The post ended with a plea for open debate:
I do hope mainstream journalists and many other open-minded individuals will come our way in the great energy and climate debates. The Obama march to energy statism needs a lot of debate. Big Government Democrats are not the cure to Big Government Republicanism. Oil, natural gas, and coal are middle class, working class energies. Wind and solar are for the rich. Windpower, in particular, as my friend Robert Bryce has put it, is the ethanol of electricity. Maybe, just maybe, these parasitic, inefficient energies will get the scrutiny they deserve from all sides of the political spectrum.
Three thousand posts from nearly three hundred contributors later, we begin a new year.
From Al Gore to Barack Obama to Joe Biden–the climate alarmist/forced energy transformationist wing of U.S. politics carries on. With the controversial, problematic Green New Deal on full display, the strategy of the energy interventionists is to get through the back door what an informed Democracy rejects frontally (cap-and-trade, carbon taxes, etc.).

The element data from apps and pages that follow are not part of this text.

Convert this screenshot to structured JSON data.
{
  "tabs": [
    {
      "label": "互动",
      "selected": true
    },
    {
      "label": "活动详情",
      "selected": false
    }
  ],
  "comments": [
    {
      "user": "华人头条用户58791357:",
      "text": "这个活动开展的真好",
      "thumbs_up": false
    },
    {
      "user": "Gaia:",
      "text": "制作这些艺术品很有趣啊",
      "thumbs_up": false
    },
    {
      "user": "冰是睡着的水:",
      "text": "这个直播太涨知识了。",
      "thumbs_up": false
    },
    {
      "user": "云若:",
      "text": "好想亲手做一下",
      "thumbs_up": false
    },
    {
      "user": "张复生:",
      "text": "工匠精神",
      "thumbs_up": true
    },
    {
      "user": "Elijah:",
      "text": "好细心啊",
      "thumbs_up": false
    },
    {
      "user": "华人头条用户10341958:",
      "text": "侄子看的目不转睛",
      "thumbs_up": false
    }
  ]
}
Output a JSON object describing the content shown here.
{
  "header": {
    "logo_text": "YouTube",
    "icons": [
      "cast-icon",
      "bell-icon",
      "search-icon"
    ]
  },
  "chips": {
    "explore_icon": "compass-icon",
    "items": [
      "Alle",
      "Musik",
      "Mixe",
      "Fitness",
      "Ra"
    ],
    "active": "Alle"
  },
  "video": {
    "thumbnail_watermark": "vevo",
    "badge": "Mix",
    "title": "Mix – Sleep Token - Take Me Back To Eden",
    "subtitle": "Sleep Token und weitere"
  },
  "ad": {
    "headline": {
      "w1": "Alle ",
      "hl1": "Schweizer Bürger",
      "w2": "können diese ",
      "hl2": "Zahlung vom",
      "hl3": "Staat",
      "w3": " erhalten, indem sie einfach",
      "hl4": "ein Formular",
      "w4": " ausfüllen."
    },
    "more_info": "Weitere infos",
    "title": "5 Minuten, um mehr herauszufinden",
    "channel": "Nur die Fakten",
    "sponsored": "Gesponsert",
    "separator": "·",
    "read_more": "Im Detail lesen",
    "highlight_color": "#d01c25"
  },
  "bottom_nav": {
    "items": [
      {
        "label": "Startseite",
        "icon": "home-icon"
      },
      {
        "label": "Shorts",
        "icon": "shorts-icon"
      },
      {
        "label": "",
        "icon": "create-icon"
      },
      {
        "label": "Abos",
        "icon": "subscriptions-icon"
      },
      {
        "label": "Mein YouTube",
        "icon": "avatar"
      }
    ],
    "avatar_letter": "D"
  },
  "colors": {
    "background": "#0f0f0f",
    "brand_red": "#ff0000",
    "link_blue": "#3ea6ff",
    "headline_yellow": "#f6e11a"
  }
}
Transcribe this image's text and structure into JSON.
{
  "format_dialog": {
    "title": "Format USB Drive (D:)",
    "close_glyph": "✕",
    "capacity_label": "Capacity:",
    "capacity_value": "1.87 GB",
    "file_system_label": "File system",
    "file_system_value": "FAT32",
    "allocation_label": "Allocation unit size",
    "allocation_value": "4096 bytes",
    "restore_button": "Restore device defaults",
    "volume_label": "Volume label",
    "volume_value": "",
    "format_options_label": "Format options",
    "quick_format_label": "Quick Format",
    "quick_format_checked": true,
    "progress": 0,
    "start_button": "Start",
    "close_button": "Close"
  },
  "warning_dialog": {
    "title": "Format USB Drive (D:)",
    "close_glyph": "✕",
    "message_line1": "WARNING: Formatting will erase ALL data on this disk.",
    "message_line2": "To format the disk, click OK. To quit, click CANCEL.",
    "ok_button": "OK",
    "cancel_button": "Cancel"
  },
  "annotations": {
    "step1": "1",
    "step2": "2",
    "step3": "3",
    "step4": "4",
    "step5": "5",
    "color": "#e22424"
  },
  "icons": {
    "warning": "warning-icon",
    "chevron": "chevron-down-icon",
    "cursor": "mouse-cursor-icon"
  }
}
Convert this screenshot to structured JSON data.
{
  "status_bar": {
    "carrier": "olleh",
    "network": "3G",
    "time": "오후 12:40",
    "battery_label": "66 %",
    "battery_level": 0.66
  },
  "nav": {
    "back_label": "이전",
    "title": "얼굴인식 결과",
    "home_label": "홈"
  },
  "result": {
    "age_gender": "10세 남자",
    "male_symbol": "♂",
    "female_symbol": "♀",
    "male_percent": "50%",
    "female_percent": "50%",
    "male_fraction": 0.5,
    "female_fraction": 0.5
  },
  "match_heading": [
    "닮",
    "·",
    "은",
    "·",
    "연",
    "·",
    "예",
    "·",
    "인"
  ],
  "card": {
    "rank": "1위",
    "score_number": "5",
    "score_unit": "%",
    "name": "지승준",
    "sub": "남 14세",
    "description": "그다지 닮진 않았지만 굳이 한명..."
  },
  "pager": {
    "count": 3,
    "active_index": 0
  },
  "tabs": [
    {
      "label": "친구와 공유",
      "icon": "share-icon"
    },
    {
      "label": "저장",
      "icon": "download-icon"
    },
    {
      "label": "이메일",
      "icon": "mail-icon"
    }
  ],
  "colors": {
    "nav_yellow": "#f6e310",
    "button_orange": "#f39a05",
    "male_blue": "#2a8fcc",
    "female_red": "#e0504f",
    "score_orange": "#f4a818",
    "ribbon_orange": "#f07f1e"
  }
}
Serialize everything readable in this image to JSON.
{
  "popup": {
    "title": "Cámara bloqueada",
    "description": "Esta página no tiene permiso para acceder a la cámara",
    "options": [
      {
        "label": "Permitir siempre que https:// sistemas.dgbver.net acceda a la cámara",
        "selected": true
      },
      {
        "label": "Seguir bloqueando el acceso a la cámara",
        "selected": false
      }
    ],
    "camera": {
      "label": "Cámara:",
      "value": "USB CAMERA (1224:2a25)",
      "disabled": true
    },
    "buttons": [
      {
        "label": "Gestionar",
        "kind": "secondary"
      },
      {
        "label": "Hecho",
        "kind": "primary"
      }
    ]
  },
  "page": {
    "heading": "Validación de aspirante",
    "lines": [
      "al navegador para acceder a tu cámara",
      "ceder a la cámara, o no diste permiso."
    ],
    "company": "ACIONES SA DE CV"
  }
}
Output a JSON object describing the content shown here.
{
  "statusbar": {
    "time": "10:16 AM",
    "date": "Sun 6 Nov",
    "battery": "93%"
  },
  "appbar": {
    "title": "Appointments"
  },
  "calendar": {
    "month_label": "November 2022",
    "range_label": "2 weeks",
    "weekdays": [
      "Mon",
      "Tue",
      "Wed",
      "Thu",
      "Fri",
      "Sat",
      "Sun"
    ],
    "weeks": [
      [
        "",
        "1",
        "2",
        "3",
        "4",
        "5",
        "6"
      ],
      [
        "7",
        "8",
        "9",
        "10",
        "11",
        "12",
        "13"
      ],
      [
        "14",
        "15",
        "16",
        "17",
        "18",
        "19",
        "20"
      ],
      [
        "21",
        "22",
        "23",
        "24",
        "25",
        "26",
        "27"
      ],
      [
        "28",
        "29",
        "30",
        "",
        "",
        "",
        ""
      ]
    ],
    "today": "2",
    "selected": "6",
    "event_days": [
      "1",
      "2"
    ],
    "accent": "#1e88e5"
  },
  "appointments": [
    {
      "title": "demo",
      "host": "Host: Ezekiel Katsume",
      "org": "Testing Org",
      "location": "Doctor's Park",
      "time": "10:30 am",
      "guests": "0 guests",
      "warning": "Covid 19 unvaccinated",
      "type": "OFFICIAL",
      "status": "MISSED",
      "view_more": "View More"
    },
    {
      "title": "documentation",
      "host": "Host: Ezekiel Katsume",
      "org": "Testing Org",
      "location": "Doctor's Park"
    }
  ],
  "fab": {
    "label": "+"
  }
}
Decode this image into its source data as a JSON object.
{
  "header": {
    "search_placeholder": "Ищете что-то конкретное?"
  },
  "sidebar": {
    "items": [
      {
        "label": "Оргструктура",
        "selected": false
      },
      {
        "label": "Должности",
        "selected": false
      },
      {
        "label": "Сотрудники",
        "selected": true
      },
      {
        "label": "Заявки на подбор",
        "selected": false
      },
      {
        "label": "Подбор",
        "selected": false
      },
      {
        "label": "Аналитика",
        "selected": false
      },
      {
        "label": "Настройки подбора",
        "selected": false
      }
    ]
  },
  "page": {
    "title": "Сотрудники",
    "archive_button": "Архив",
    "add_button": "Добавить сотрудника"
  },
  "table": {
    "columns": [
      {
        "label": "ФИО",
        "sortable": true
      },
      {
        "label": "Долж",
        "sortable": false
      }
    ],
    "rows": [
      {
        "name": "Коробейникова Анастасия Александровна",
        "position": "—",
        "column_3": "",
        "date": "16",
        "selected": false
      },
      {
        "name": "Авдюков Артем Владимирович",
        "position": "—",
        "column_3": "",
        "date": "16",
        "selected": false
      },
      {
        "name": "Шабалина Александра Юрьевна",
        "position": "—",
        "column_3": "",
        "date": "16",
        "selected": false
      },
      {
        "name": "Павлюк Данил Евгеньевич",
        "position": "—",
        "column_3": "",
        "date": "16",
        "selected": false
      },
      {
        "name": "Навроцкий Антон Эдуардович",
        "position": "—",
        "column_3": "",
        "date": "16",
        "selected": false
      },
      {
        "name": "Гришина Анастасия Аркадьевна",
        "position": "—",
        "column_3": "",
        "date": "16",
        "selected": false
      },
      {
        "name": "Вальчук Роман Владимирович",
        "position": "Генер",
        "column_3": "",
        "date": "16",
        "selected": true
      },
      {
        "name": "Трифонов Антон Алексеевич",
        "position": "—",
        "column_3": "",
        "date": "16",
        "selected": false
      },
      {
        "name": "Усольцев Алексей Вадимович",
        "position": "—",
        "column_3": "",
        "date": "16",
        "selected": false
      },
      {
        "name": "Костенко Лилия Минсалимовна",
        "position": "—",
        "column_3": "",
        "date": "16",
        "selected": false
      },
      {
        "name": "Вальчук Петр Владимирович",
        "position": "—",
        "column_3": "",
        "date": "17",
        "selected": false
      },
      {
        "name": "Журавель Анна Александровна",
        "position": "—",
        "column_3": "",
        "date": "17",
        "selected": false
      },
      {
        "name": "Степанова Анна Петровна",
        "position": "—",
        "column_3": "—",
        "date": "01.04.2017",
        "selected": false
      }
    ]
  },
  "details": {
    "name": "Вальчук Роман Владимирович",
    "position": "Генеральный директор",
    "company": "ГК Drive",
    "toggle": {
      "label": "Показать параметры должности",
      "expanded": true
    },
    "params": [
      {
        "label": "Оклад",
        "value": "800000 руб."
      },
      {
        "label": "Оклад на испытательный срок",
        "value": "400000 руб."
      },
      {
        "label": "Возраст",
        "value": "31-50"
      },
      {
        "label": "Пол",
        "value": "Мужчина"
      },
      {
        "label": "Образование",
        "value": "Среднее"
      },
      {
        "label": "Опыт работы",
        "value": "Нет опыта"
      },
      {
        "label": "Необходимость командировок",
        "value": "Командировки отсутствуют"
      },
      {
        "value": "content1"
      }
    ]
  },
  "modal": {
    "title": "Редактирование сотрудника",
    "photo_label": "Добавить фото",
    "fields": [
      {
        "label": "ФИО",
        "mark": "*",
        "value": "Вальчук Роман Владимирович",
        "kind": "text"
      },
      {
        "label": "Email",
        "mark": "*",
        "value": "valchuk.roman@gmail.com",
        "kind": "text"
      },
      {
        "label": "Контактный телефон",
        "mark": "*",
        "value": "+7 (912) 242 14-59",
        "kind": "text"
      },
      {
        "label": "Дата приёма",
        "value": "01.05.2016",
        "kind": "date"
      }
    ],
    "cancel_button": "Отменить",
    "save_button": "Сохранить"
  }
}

Long gone is the Democrats’ concern for the energy interests of the average person: everyday electricity users, motorists not wanting to depend on mass transit, rural dwellers dependent on propane, natural-gas and fuel-oil users in the Northeast. Higher energy prices is conservation, right? Dilute, intermittent, inferior energies are saving the planet, right? The Democrats, in other words, have been high-jacked by Malthusian environmentalists and a new set of crony capitalists.
President Trump identified and mobilized a new demographic: the forgotten man and woman. He served them well in many things energy (but could have been better on free trade and ethanol mandates, in particular). He was and will be the energy president, raising the bar and heightening expectations for affordable, plentiful, reliable energies–the ones that consumers naturally prefer and that leave taxpayers alone.
It is this legacy that will live on–and hamper energy interventionism in the Biden era. Soon enough, citizens and voters will wise up to the false promises and cronyism of political energy. MasterResource will be an intellectual resource to help win the day for the master resource and the human ingenuity behind it.